The heated market is good for developers, as it leads to multiple offers for their housing tax credit deals, but the concern is always that deal terms will be whittled away during the negotiations.
“Developers are pushing back on terms, but it’s important to maintain strong underwriting to continue to attract a broad range of investors,” says Stacie Nekus, senior vice president at Alliant Capital.
“I think sticking to the AHIC [Affordable Housing Investors Council] guidelines for underwriting as closely as possible is important. The price is going to be driven by the market, but a big part of investor interest is due to the stability of the asset class.”
A RAD world
The LIHTC market has seen its first deals involving the Rental Assistance Demonstration (RAD) program and will soon see many more. The federal preservation program, which allows public housing and certain other properties to convert to long-term Sec. 8 rental assistance contracts, is tripling in size to allow up to 185,000 public housing units to participate.
Eight syndicators reported closing or having RAD deals in their pipeline as of late January. Red Stone Equity Partners had closed eight RAD projects in four states and has another six deals in the works.
Overall, the firm saw and financed more preservation projects in the market than in years past. “There was also a growing emphasis, and preference, on the part of many state housing finance agencies to encourage the development of permanent supportive housing projects,” says Ryan Sfreddo, managing director, investor relations, at Red Stone.
Ohio Capital Corporation for Housing (OCCH) reported closing the first RAD deals in Ohio and Kentucky.
So far, most of the RAD projects have been 4% and tax-exempt bond deals, so there hasn’t been a big impact on the market, according to Stephen M. Daley, executive vice president of The Richman Group Affordable Housing Corp.
“With the new round, maybe this will put some stress on the 9% allocations, but most RAD deals will still be tax-exempt deals,” he says.
|2014 Tax Credit Activity|
|Company||Capital Closed (in $millions)||LIHTC Projects Acquired|
|Boston Financial Investment Management||439||59|
|City Real Estate Advisors||430||61|
|Community Affordable Housing Equity Corp.||109||42|
|Enterprise Community Investment||620||66|
|First Sterling Financial||250||21|
|Great Lakes Capital Fund||219||26|
|Massachusetts Housing Investment Corp.||71||10|
|Midwest Housing Equity Group||175||24|
|National Equity Fund||663||76|
|Ohio Capital Corporation for Housing||260.7||41|
|PNC Real Estate||583.9||80|
|RBC Capital Markets—Tax Credit Equity Group||683||67|
|Raymond James Tax Credit Funds||719.5||91|
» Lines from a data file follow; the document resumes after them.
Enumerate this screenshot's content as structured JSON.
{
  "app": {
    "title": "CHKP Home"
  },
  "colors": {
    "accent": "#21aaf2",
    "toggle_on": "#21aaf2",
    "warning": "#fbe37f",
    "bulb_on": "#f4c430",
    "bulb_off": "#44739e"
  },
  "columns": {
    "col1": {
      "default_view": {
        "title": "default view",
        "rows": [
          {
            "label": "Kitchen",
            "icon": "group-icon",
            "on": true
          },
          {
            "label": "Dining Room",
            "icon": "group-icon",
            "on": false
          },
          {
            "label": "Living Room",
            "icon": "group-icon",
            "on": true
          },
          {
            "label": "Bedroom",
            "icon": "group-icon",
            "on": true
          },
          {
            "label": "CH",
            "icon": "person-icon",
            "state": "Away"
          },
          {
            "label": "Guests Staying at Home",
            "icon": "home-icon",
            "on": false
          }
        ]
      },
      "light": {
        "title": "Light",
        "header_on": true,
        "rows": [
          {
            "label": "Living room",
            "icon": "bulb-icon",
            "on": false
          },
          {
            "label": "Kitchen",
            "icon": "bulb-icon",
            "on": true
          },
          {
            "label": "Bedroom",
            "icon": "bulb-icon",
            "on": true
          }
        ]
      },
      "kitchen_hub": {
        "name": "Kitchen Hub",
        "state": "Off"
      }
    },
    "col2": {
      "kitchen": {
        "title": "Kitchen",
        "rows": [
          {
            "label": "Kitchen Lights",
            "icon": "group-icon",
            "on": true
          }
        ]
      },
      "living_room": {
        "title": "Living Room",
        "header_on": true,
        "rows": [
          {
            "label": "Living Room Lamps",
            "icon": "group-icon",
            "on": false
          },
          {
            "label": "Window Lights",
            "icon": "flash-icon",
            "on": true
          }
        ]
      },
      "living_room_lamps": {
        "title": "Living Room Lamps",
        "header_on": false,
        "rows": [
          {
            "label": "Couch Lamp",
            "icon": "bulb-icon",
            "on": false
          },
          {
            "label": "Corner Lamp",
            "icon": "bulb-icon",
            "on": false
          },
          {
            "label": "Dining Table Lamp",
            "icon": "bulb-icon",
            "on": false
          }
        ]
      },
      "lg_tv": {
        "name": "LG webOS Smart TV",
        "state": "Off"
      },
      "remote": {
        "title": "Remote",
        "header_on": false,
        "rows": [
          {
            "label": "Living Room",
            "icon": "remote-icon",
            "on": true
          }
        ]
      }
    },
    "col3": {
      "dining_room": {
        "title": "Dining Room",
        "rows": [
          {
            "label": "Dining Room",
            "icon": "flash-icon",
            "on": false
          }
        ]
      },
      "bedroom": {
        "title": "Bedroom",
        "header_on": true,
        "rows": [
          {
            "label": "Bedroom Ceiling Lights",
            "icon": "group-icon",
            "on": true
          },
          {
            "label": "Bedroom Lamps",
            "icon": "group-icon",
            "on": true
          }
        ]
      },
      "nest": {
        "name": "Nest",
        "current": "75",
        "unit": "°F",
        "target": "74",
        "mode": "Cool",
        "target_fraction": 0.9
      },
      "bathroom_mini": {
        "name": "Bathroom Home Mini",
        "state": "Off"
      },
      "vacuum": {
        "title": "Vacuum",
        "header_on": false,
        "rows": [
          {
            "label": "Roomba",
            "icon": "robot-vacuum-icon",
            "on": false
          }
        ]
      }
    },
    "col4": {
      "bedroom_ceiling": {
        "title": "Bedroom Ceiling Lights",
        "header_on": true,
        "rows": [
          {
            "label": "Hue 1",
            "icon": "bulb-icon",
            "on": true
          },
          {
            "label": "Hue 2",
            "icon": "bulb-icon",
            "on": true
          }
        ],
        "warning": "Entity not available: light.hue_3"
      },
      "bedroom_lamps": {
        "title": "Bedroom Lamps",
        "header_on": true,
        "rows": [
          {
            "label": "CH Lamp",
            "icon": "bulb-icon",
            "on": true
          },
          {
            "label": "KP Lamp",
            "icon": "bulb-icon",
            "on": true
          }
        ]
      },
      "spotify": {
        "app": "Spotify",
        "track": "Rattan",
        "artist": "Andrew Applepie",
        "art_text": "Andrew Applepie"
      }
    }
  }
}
|Red Stone Equity Partners||510||33|
|The Richman Group Affordable Housing Corp.||603||61|
|Stratford Capital Group||190||24|
|Virginia Community Development Corp.||38.5||13|
|Source: AHF Survey, January 2015|